The new academic year of 2014/2015 started with great excitement in the Faculty of Medicine at Memorial: 81 students, the Class of 2018, starting Phase 1; and 81 students, the Class of 2017, returning from their summer research projects for the final part of Phase 2; plus the bonus of being in the newly commissioned building with its state of the art teaching facilities.
It was most fulfilling to participate in some Phase 1 and Phase 2 teaching on the themes of social accountability and community engagement.
There was also excitement in the Faculty with the news and pictures of the ceremony in Milan for the award of excellence in social accountability.
My new project involves evaluating student engagement in the MD curriculum and in the life of the medical school and the wider community in relation to international standards.
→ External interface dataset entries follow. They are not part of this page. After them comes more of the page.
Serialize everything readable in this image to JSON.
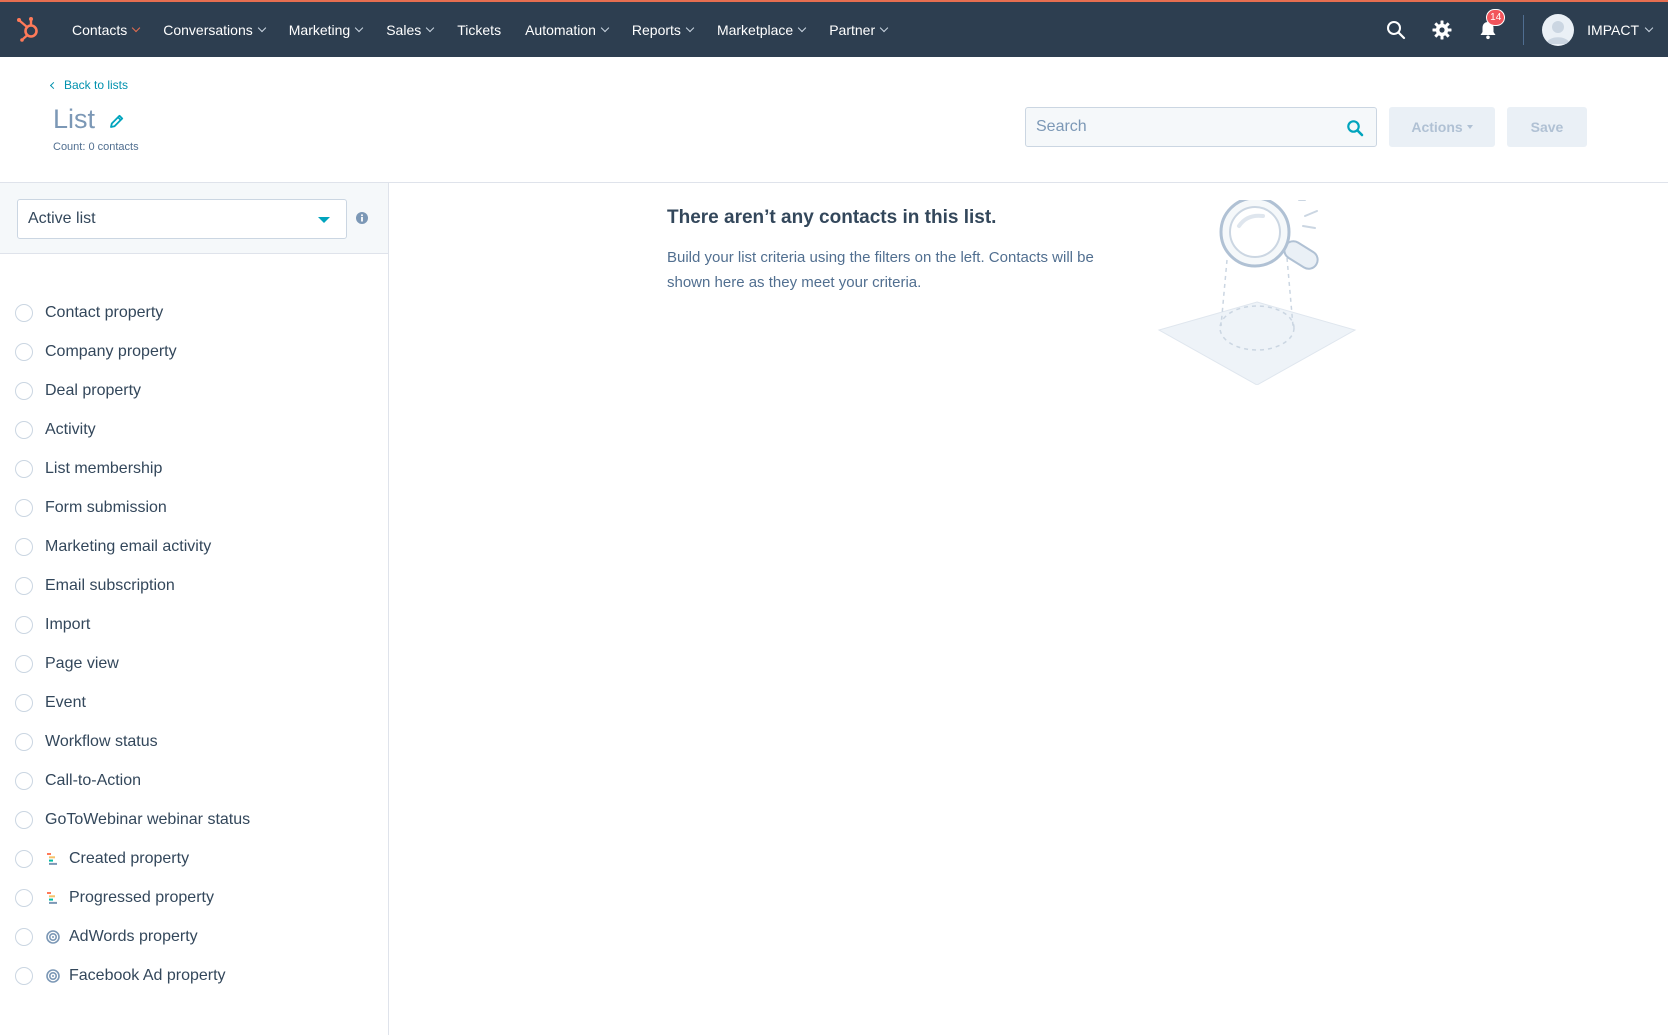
{
  "nav": {
    "items": [
      {
        "label": "Contacts",
        "has_menu": true,
        "active": true
      },
      {
        "label": "Conversations",
        "has_menu": true
      },
      {
        "label": "Marketing",
        "has_menu": true
      },
      {
        "label": "Sales",
        "has_menu": true
      },
      {
        "label": "Tickets",
        "has_menu": false
      },
      {
        "label": "Automation",
        "has_menu": true
      },
      {
        "label": "Reports",
        "has_menu": true
      },
      {
        "label": "Marketplace",
        "has_menu": true
      },
      {
        "label": "Partner",
        "has_menu": true
      }
    ],
    "notifications_count": "14",
    "account_name": "IMPACT"
  },
  "header": {
    "back_label": "Back to lists",
    "title": "List",
    "count": "Count: 0 contacts",
    "search_placeholder": "Search",
    "actions_label": "Actions",
    "save_label": "Save"
  },
  "left": {
    "list_type": "Active list",
    "filters": [
      {
        "label": "Contact property",
        "icon": ""
      },
      {
        "label": "Company property",
        "icon": ""
      },
      {
        "label": "Deal property",
        "icon": ""
      },
      {
        "label": "Activity",
        "icon": ""
      },
      {
        "label": "List membership",
        "icon": ""
      },
      {
        "label": "Form submission",
        "icon": ""
      },
      {
        "label": "Marketing email activity",
        "icon": ""
      },
      {
        "label": "Email subscription",
        "icon": ""
      },
      {
        "label": "Import",
        "icon": ""
      },
      {
        "label": "Page view",
        "icon": ""
      },
      {
        "label": "Event",
        "icon": ""
      },
      {
        "label": "Workflow status",
        "icon": ""
      },
      {
        "label": "Call-to-Action",
        "icon": ""
      },
      {
        "label": "GoToWebinar webinar status",
        "icon": ""
      },
      {
        "label": "Created property",
        "icon": "bars-icon"
      },
      {
        "label": "Progressed property",
        "icon": "bars-icon"
      },
      {
        "label": "AdWords property",
        "icon": "target-icon"
      },
      {
        "label": "Facebook Ad property",
        "icon": "target-icon"
      }
    ]
  },
  "empty_state": {
    "title": "There aren’t any contacts in this list.",
    "text": "Build your list criteria using the filters on the left. Contacts will be shown here as they meet your criteria."
  },
  "colors": {
    "nav_bg": "#2d3e50",
    "accent": "#00a4bd",
    "brand": "#ff7a59",
    "badge": "#f2545b"
  }
}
Discussions with faculty and students have already begun to identify the range and depth of student engagement at the Faculty of Medicine.
It is so exhilarating to be in the environment at Memorial with a culture and society that value medical education.
Finally, it was heartening to have a peer-reviewed paper published earlier this month.
Robbé, I.J. (2014) Revealing the hidden curriculum and reducing cultural reproduction: small steps on a long road. Medical Education, 48: 842–848.
My paper is a commentary on a paper by Elspeth Hill and colleagues. Hill, E., Bowman, K., Stalmeijer, R., & Hart, J. (2014) You’ve got to know the rules to play the game: how medical students negotiate the hidden curriculum of surgical careers. Medical Education, 48: 884–894.
I have the Membership of the Royal College of Surgeons (MRCS, London) qualification from more than 30 years ago when I was contemplating vascular surgery as a career. The Hill et alia paper fitted well with my research with Dr Stephen Brigley before he retired and more recently with Dr Liz Mossop (University of Nottingham, UK) in veterinary education.